Segment Open
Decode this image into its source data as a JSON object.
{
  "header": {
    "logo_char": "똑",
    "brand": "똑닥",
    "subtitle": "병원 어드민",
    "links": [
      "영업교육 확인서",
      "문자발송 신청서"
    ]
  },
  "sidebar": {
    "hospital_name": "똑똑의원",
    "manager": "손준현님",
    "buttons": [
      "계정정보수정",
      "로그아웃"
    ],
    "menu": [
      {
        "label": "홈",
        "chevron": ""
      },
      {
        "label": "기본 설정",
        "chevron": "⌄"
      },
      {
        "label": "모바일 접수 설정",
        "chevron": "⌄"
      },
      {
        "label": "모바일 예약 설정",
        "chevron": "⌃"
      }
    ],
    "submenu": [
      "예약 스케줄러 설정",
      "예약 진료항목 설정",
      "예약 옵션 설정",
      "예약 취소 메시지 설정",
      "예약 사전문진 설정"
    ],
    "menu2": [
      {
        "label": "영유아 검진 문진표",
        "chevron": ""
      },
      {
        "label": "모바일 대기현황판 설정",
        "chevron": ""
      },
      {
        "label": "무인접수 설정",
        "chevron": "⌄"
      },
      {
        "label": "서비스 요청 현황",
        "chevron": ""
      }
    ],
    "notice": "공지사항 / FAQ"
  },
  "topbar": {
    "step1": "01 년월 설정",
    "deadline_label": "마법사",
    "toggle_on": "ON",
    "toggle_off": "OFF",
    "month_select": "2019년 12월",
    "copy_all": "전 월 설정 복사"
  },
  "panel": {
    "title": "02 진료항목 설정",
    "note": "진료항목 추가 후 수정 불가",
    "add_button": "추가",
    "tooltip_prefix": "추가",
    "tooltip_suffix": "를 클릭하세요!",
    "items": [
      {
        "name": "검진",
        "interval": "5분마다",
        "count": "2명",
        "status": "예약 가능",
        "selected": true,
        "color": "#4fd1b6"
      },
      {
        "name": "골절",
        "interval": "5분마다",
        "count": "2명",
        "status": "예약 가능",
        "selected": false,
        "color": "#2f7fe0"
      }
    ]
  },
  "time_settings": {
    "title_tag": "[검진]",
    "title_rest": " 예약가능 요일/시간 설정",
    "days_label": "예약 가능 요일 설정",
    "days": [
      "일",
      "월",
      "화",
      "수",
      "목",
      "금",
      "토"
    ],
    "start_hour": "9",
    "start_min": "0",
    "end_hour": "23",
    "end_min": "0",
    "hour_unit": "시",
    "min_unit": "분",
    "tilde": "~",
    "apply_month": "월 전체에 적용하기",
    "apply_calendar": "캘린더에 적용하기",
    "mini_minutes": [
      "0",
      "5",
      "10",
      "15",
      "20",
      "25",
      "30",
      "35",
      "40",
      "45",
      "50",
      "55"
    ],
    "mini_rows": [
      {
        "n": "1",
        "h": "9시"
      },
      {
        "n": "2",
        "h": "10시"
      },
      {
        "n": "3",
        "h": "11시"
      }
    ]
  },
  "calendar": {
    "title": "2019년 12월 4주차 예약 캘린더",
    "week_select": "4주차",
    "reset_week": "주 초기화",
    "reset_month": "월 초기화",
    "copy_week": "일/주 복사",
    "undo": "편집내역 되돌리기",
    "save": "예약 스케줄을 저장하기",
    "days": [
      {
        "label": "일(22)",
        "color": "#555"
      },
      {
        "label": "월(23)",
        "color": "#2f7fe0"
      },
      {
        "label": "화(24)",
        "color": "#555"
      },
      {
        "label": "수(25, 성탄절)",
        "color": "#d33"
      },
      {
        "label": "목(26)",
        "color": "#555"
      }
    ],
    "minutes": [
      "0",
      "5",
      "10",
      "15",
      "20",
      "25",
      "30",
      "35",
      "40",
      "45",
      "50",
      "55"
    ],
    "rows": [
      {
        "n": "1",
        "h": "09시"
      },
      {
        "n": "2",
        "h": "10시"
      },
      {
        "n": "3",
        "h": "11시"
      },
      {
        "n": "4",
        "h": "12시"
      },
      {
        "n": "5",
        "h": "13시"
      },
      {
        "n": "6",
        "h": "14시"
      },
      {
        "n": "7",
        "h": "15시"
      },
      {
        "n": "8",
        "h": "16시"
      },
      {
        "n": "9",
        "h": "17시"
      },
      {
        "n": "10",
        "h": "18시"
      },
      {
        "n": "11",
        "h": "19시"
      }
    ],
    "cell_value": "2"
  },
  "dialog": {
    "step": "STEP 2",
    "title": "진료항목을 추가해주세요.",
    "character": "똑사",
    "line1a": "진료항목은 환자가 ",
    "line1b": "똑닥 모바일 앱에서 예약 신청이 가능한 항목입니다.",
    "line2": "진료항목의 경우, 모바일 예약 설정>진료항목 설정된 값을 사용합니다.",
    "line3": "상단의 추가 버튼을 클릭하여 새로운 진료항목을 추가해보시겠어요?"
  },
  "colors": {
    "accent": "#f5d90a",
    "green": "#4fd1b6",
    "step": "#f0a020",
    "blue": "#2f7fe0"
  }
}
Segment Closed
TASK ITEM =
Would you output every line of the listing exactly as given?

EXPECTED ANSWER =
Decode this image into its source data as a JSON object.
{
  "header": {
    "logo_char": "똑",
    "brand": "똑닥",
    "subtitle": "병원 어드민",
    "links": [
      "영업교육 확인서",
      "문자발송 신청서"
    ]
  },
  "sidebar": {
    "hospital_name": "똑똑의원",
    "manager": "손준현님",
    "buttons": [
      "계정정보수정",
      "로그아웃"
    ],
    "menu": [
      {
        "label": "홈",
        "chevron": ""
      },
      {
        "label": "기본 설정",
        "chevron": "⌄"
      },
      {
        "label": "모바일 접수 설정",
        "chevron": "⌄"
      },
      {
        "label": "모바일 예약 설정",
        "chevron": "⌃"
      }
    ],
    "submenu": [
      "예약 스케줄러 설정",
      "예약 진료항목 설정",
      "예약 옵션 설정",
      "예약 취소 메시지 설정",
      "예약 사전문진 설정"
    ],
    "menu2": [
      {
        "label": "영유아 검진 문진표",
        "chevron": ""
      },
      {
        "label": "모바일 대기현황판 설정",
        "chevron": ""
      },
      {
        "label": "무인접수 설정",
        "chevron": "⌄"
      },
      {
        "label": "서비스 요청 현황",
        "chevron": ""
      }
    ],
    "notice": "공지사항 / FAQ"
  },
  "topbar": {
    "step1": "01 년월 설정",
    "deadline_label": "마법사",
    "toggle_on": "ON",
    "toggle_off": "OFF",
    "month_select": "2019년 12월",
    "copy_all": "전 월 설정 복사"
  },
  "panel": {
    "title": "02 진료항목 설정",
    "note": "진료항목 추가 후 수정 불가",
    "add_button": "추가",
    "tooltip_prefix": "추가",
    "tooltip_suffix": "를 클릭하세요!",
    "items": [
      {
        "name": "검진",
        "interval": "5분마다",
        "count": "2명",
        "status": "예약 가능",
        "selected": true,
        "color": "#4fd1b6"
      },
      {
        "name": "골절",
        "interval": "5분마다",
        "count": "2명",
        "status": "예약 가능",
        "selected": false,
        "color": "#2f7fe0"
      }
    ]
  },
  "time_settings": {
    "title_tag": "[검진]",
    "title_rest": " 예약가능 요일/시간 설정",
    "days_label": "예약 가능 요일 설정",
    "days": [
      "일",
      "월",
      "화",
      "수",
      "목",
      "금",
      "토"
    ],
    "start_hour": "9",
    "start_min": "0",
    "end_hour": "23",
    "end_min": "0",
    "hour_unit": "시",
    "min_unit": "분",
    "tilde": "~",
    "apply_month": "월 전체에 적용하기",
    "apply_calendar": "캘린더에 적용하기",
    "mini_minutes": [
      "0",
      "5",
      "10",
      "15",
      "20",
      "25",
      "30",
      "35",
      "40",
      "45",
      "50",
      "55"
    ],
    "mini_rows": [
      {
        "n": "1",
        "h": "9시"
      },
      {
        "n": "2",
        "h": "10시"
      },
      {
        "n": "3",
        "h": "11시"
      }
    ]
  },
  "calendar": {
    "title": "2019년 12월 4주차 예약 캘린더",
    "week_select": "4주차",
    "reset_week": "주 초기화",
    "reset_month": "월 초기화",
    "copy_week": "일/주 복사",
    "undo": "편집내역 되돌리기",
    "save": "예약 스케줄을 저장하기",
    "days": [
      {
        "label": "일(22)",
        "color": "#555"
      },
      {
        "label": "월(23)",
        "color": "#2f7fe0"
      },
      {
        "label": "화(24)",
        "color": "#555"
      },
      {
        "label": "수(25, 성탄절)",
        "color": "#d33"
      },
      {
        "label": "목(26)",
        "color": "#555"
      }
    ],
    "minutes": [
      "0",
      "5",
      "10",
      "15",
      "20",
      "25",
      "30",
      "35",
      "40",
      "45",
      "50",
      "55"
    ],
    "rows": [
      {
        "n": "1",
        "h": "09시"
      },
      {
        "n": "2",
        "h": "10시"
      },
      {
        "n": "3",
        "h": "11시"
      },
      {
        "n": "4",
        "h": "12시"
      },
      {
        "n": "5",
        "h": "13시"
      },
      {
        "n": "6",
        "h": "14시"
      },
      {
        "n": "7",
        "h": "15시"
      },
      {
        "n": "8",
        "h": "16시"
      },
      {
        "n": "9",
        "h": "17시"
      },
      {
        "n": "10",
        "h": "18시"
      },
      {
        "n": "11",
        "h": "19시"
      }
    ],
    "cell_value": "2"
  },
  "dialog": {
    "step": "STEP 2",
    "title": "진료항목을 추가해주세요.",
    "character": "똑사",
    "line1a": "진료항목은 환자가 ",
    "line1b": "똑닥 모바일 앱에서 예약 신청이 가능한 항목입니다.",
    "line2": "진료항목의 경우, 모바일 예약 설정>진료항목 설정된 값을 사용합니다.",
    "line3": "상단의 추가 버튼을 클릭하여 새로운 진료항목을 추가해보시겠어요?"
  },
  "colors": {
    "accent": "#f5d90a",
    "green": "#4fd1b6",
    "step": "#f0a020",
    "blue": "#2f7fe0"
  }
}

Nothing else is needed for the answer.